▶ [Work instruction] Each line of the material holding the word "name" must be identified and copied.

▶ [Study material]
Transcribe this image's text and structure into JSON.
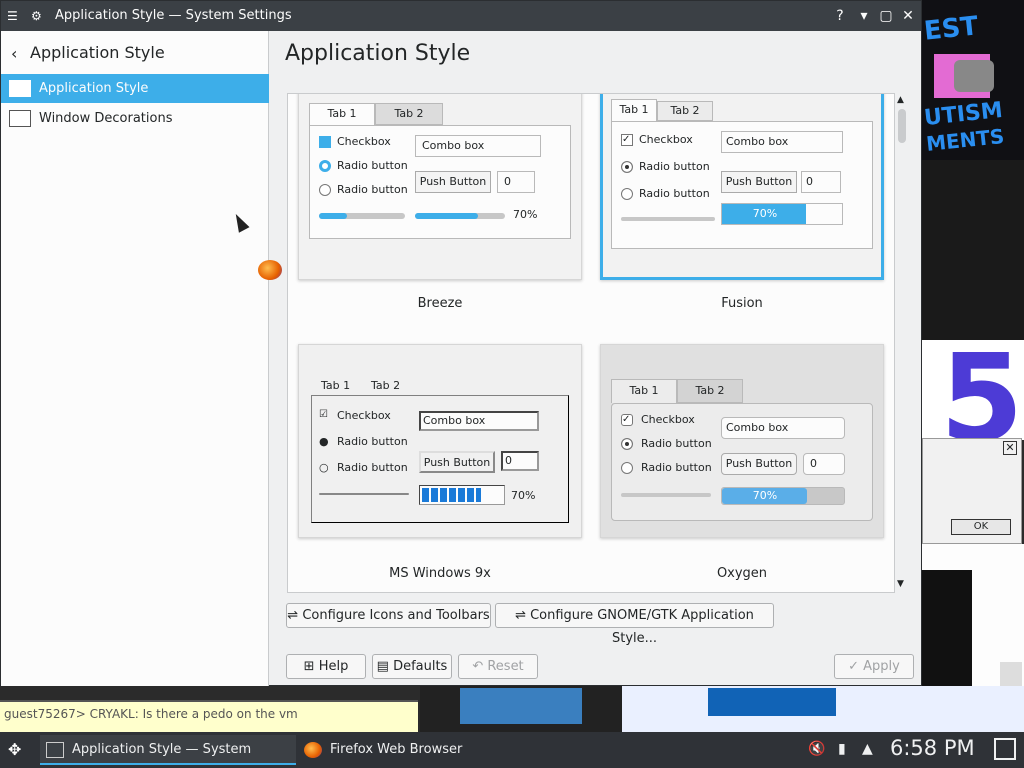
{
  "window": {
    "title": "Application Style — System Settings",
    "controls": [
      "?",
      "▾",
      "▢",
      "✕"
    ]
  },
  "sidebar": {
    "header": "Application Style",
    "items": [
      {
        "label": "Application Style",
        "selected": true
      },
      {
        "label": "Window Decorations",
        "selected": false
      }
    ]
  },
  "main": {
    "title": "Application Style",
    "styles": [
      {
        "name": "Breeze",
        "selected": false
      },
      {
        "name": "Fusion",
        "selected": true
      },
      {
        "name": "MS Windows 9x",
        "selected": false
      },
      {
        "name": "Oxygen",
        "selected": false
      }
    ],
    "preview": {
      "tab1": "Tab 1",
      "tab2": "Tab 2",
      "checkbox": "Checkbox",
      "radio": "Radio button",
      "combo": "Combo box",
      "push": "Push Button",
      "spin": "0",
      "progress": "70%",
      "progress_value": 0.7
    },
    "buttons": {
      "configure_icons": "Configure Icons and Toolbars",
      "configure_gtk": "Configure GNOME/GTK Application Style...",
      "help": "Help",
      "defaults": "Defaults",
      "reset": "Reset",
      "apply": "Apply"
    }
  },
  "chat": {
    "line": "guest75267> CRYAKL: Is there a pedo on the vm"
  },
  "background_dialog": {
    "ok": "OK"
  },
  "taskbar": {
    "tasks": [
      {
        "label": "Application Style  — System Settings",
        "active": true
      },
      {
        "label": "Firefox Web Browser",
        "active": false
      }
    ],
    "clock": "6:58 PM"
  },
  "colors": {
    "accent": "#3daee9",
    "titlebar": "#3b4045",
    "taskbar": "#2f3237"
  }
}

▶ [Expected output]
        "name": "Breeze",
        "name": "Fusion",
        "name": "MS Windows 9x",
        "name": "Oxygen",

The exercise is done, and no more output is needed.